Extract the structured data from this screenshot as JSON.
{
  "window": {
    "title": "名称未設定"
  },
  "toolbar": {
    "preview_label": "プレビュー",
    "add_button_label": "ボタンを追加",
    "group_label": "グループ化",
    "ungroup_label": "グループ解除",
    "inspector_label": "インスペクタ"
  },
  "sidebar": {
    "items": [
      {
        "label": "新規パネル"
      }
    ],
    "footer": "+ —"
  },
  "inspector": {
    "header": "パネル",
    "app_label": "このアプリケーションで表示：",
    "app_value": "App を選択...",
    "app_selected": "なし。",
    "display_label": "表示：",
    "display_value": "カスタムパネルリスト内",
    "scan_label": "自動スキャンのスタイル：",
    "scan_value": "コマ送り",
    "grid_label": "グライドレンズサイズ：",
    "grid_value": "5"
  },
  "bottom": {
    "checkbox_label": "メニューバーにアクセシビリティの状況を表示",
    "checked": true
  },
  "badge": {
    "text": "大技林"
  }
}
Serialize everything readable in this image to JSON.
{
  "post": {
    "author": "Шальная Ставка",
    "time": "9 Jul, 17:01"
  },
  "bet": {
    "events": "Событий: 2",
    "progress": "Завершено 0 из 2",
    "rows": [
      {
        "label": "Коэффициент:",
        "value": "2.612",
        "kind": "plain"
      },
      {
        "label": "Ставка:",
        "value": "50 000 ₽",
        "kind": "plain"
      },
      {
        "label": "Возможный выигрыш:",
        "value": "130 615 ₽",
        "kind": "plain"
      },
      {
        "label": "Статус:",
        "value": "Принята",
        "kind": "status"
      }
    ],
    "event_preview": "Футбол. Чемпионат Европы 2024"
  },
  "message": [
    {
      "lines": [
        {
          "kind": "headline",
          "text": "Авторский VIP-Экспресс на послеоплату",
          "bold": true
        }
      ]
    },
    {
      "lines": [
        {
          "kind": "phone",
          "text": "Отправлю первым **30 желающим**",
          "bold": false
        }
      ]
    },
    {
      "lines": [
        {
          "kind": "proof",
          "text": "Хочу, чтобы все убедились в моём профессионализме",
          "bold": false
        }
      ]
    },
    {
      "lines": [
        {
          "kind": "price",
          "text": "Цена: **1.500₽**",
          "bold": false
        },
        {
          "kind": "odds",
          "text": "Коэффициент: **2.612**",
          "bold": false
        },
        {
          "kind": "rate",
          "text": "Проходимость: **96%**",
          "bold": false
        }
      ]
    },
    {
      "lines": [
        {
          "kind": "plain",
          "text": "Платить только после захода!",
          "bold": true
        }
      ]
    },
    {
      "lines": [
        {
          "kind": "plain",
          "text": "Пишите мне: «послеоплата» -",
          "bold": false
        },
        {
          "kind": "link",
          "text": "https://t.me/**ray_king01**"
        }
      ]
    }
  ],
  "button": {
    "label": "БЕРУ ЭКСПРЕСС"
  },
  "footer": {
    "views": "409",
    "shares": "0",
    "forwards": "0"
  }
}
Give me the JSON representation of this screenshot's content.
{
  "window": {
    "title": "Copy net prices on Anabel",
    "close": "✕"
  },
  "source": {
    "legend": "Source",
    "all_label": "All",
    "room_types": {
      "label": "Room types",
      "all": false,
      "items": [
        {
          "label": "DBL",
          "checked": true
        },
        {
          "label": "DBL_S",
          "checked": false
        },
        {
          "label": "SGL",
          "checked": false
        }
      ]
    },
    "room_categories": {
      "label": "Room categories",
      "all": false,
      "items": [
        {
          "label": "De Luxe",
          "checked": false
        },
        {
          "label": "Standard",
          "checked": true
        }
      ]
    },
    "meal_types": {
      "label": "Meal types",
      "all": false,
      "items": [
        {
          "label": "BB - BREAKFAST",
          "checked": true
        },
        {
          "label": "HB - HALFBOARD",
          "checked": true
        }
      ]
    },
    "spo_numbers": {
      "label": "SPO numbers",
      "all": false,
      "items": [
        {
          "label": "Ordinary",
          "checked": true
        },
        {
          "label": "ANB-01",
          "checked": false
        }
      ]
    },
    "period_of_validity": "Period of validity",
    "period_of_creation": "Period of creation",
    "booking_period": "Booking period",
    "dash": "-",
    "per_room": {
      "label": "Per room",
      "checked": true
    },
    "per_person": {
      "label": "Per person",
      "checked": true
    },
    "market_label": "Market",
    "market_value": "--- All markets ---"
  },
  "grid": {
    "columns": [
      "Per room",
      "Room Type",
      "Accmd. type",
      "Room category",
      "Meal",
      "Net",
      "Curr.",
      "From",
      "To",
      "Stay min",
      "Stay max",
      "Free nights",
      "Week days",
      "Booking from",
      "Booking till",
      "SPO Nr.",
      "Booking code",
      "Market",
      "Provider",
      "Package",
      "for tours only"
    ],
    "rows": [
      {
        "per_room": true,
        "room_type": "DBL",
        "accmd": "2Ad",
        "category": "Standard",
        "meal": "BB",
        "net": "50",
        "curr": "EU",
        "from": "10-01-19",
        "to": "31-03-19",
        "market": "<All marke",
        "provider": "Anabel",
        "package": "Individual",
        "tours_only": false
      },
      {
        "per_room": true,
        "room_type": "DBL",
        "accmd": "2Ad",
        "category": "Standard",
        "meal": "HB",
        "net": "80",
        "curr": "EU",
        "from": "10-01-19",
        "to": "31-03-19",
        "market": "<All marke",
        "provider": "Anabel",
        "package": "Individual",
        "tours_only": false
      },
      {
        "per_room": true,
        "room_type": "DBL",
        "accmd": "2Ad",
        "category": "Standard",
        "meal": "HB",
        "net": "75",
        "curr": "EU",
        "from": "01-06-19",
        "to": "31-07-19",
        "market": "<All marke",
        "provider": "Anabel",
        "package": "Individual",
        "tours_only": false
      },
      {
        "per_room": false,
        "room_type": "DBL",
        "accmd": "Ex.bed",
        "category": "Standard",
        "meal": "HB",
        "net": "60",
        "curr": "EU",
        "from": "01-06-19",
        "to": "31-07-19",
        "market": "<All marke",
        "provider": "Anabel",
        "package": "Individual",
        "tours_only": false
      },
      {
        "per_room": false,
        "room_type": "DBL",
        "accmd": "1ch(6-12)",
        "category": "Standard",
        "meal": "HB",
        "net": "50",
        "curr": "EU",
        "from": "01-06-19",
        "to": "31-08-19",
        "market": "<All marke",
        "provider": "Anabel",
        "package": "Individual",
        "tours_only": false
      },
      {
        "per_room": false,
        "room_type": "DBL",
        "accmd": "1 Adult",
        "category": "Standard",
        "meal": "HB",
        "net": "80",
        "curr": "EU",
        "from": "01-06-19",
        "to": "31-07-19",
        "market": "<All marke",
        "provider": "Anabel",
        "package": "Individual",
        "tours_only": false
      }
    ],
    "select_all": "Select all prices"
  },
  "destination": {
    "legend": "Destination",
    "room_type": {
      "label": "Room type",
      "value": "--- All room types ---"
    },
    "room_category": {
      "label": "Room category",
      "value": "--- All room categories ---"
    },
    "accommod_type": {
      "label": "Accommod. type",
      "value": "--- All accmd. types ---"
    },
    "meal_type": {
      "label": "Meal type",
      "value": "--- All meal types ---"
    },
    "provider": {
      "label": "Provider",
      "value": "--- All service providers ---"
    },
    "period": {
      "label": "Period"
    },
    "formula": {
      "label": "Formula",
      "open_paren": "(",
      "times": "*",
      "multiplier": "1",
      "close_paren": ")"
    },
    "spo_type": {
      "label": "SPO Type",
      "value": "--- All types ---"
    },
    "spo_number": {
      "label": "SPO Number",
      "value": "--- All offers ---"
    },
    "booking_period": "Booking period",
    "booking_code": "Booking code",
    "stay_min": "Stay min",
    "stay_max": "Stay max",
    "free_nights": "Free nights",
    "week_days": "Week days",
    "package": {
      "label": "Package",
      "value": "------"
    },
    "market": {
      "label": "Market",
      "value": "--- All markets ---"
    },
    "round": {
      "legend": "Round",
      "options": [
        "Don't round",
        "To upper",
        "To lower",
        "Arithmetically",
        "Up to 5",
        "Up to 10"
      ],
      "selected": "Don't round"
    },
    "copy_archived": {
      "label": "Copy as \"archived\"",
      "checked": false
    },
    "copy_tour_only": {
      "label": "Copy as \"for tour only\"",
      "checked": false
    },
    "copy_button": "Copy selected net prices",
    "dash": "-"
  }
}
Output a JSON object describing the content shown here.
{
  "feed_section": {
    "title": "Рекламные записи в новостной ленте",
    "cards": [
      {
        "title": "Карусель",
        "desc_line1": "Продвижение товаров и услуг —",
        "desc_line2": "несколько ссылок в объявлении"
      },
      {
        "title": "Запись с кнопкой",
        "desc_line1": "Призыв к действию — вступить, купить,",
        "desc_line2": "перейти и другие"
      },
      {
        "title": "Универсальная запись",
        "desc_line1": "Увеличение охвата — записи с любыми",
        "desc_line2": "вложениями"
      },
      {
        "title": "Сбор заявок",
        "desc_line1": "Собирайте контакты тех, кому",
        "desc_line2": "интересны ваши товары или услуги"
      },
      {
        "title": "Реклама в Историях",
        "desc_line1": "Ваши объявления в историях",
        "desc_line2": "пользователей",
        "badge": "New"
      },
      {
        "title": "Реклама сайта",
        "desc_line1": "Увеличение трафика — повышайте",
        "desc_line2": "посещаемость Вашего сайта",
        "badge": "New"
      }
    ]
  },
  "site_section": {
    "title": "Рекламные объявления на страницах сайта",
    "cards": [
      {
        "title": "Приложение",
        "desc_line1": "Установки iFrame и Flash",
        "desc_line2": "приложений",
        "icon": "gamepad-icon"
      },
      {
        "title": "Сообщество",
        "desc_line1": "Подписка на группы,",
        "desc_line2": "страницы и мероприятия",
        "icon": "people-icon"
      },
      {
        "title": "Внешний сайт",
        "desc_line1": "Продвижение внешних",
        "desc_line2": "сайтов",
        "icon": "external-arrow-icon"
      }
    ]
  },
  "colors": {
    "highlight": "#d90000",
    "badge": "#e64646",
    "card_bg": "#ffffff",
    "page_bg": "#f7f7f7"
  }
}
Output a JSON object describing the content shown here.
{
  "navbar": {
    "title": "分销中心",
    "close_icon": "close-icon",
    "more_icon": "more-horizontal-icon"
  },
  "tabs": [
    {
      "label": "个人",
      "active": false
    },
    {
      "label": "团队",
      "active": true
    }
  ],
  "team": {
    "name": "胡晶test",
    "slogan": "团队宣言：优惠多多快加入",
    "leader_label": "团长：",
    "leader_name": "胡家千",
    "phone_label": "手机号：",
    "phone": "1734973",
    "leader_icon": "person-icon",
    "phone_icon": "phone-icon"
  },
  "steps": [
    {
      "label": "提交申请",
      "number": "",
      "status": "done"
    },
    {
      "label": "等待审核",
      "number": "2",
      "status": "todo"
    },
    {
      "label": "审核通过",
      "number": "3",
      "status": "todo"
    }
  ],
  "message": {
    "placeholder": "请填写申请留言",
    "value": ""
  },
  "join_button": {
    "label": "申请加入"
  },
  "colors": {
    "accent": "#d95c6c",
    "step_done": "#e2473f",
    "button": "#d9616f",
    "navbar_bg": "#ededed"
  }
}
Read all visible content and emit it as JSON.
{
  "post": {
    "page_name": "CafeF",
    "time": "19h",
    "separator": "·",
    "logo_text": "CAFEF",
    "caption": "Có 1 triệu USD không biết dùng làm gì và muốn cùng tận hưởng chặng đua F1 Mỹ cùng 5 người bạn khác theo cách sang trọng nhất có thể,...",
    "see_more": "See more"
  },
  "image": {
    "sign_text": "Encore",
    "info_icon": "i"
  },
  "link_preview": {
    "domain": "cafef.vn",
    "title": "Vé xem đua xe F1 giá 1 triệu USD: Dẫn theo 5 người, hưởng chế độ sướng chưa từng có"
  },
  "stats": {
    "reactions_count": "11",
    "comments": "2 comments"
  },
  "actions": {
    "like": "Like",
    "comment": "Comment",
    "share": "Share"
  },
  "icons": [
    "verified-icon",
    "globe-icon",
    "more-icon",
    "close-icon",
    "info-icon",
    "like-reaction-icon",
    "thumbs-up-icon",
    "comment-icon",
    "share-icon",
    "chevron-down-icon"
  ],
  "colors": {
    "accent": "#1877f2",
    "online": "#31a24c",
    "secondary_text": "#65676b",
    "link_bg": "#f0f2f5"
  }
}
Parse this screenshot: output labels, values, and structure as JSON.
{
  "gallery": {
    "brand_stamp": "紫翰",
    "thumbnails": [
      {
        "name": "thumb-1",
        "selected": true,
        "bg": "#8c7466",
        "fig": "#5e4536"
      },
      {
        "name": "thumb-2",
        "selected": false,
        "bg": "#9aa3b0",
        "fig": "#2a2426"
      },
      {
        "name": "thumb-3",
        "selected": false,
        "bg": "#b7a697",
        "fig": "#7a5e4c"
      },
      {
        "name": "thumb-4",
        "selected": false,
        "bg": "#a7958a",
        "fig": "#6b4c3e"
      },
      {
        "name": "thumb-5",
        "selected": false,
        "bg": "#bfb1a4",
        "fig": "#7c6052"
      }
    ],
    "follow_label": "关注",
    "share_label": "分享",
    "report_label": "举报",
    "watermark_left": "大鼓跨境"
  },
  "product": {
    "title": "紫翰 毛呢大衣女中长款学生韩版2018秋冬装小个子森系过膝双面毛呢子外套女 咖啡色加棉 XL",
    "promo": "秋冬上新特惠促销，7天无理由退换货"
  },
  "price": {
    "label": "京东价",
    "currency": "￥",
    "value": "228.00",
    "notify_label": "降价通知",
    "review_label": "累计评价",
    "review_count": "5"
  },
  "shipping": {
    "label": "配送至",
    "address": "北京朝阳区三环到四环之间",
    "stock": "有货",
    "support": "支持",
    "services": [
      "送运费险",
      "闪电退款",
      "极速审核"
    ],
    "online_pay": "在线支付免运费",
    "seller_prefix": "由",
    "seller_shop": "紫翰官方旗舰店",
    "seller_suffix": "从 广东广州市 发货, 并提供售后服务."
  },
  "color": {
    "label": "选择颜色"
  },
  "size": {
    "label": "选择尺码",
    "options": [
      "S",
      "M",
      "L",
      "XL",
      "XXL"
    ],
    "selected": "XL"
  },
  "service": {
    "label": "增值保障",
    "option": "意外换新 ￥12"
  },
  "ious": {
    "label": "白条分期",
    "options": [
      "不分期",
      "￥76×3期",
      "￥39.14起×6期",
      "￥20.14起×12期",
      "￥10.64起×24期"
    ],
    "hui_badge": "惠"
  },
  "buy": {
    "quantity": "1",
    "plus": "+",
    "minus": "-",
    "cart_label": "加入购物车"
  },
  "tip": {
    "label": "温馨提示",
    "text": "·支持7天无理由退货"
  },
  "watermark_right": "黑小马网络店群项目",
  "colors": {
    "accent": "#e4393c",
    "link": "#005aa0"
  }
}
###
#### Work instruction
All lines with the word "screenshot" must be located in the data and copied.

#### Answer box
Extract the structured data from this screenshot as JSON.
Give me the JSON representation of this screenshot's content.
Parse this screenshot: output labels, values, and structure as JSON.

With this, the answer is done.